The first few seconds of the movie are caught up in painting a picture of the fall of man and civilization as we know it. News reports interspersed with images of storms, explosions and riots set the tone for the film – and then abruptly, the image cuts to a shrouded Max standing and staring at nothing – until he suddenly stomps on a two-headed lizard creeping behind him and eats it.
The plot is simple. Max, who says “So I exist in this wasteland. A man, reduced to a single instinct – survival” is captured by a wandering group of War Boys; characters who look like spillover zombies from World War Z. He is tested; and discovered to be of the blood type O – universal donor is branded and turned into a human blood bank to save the life of Nux, an at-once-awkward-yet-charismatic character played with fluidity by Nicholas Hoult.
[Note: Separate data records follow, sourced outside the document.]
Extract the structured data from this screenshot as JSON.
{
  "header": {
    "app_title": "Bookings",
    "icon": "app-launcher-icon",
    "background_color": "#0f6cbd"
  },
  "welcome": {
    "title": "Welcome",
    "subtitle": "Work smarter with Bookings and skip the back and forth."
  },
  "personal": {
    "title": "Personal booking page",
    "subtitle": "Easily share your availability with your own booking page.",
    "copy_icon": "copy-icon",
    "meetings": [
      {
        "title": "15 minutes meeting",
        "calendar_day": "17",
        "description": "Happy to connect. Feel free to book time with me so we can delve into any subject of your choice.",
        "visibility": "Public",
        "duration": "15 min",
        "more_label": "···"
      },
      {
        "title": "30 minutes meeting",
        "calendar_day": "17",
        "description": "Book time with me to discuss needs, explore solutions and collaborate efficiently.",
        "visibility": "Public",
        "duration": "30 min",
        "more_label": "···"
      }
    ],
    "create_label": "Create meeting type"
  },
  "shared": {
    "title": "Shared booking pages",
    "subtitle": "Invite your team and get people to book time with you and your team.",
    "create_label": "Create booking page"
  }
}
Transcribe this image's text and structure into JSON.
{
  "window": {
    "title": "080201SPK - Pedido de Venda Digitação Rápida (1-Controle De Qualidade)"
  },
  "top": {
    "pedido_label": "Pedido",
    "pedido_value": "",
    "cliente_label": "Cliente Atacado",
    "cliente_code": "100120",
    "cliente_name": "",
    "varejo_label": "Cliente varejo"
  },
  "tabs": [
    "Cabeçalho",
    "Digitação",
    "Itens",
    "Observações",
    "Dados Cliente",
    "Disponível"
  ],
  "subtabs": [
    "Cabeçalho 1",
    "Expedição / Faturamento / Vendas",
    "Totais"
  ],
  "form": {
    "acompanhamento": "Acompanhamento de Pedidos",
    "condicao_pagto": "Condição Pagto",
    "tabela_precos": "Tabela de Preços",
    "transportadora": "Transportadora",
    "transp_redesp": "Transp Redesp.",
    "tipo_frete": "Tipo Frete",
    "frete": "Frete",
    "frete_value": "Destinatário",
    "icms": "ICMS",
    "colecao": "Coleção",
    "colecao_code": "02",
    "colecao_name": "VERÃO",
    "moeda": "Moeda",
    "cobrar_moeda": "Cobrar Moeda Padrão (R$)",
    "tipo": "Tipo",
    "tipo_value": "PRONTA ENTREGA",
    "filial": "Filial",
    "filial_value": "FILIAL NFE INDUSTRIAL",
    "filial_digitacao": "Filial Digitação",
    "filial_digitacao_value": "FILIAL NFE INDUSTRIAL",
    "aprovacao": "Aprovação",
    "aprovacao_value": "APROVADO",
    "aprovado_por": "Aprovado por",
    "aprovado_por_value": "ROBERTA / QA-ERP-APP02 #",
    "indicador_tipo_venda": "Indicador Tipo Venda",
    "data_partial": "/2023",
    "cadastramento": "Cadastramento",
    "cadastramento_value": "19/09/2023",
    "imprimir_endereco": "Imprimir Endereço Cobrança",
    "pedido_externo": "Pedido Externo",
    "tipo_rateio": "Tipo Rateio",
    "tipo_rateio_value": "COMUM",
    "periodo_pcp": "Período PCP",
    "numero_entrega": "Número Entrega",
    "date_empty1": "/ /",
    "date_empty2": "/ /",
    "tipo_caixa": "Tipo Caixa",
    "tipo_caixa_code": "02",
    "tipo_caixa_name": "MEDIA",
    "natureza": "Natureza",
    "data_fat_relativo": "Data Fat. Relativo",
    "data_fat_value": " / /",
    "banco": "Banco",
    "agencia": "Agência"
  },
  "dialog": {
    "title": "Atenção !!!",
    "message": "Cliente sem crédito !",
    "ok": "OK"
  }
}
Everything is scarce in the future painted in Fury Road. Everything; fuel, water and even blood.
Meanwhile, Charlize Theron’s Furiosa is a general in the dictator Immortan Joe’s ‘employ’, such as it is. Immortan looks like the grandfather of the War Boys; a pale half-dead imposing hulk with a grinning breathing apparatus for a face. Played with subtle aggression by Hugh Keays Byrne, the bad guy Toadcutter in the first Mad Max movie.
Random Fact: Tom Hardy was only six months old when the first Mad Max film was being made.
Furiosa is sent on a mission to find gasoline. Watching from the citadel he calls home, Immortan realizes something is wrong when his most trusted general suddenly drives off route. Charging into his apartment, he finds that five of his women or ‘breeders’ as he calls them are missing. Furiosa has abducted them and is taking them to The Green Place, a paradise of sorts she grew up in and hasn’t visited for nineteen and so years.
Then begins a road chase of high octane energy belonging in the wastelands they were shot in. Visually, Miller serves a full plate of dry desert landscapes during the day, waterlogged marshes at night – and a particularly scary-looking sandstorm that looks like something from a Stephen King novel that came to life. The energy is kept on an even keel throughout the movie, and the action scenes/sequences are just as intense.
What makes Fury Road special for me is the emotional core that such a supposed heartless and dumb action movie possesses. Max goes from the lone soldier who wants to survive to the leader who takes care and guides the girls and Furiosa and her people (from the once-Green-Place-now-barren desert) back to their real home – Immortan’s Citadel. He saves Furiosa’s life by stabbing her in the side to relieve pressure from her collapsed lung – and then gives her an impromptu blood transfusion. Nux bonds emotionally with the beautiful Riley Keough’s redheaded character, telling her about being a failure because three times the great doors of Valhalla (‘hall of the slain’ in Norse mythology where the honorable dead go) opened up for him, and three times he failed. Nux is presented as a suicide case; from the beginning of the movie it’s clear he wants to die; we know he is going to – but it still hurts slightly when he does, sacrificing himself to save the rest.
The War Boys are post-apocalyptic versions of suicide bombers – rushing into battle headlong and carelessly, hoping to die with dignity. You can see the jealousy on their faces as they watch another of their numbers die grimly.
I like how the movie was made; a new movie if you’re unaware of the Mel Gibson trilogy, a continuation if you’re a fan. It simply continues breathing and doesn’t miss a step.
There’s so much to say about the movie – and I have prattled long enough already. If you are yet to see it, see that you do. You would at least want to know why I would just be reviewing a movie that was in the cinemas almost a year ago – and you should want to know why it’s on my list of Greatest Movies of All Time.
Don’t worry. You’ll meet them all in due time.
Meanwhile, you can still catch Tom Hardy’s cool coldness in The Revenant, still showing.
I’m holding my breath for the next installment in the Mad Max franchise.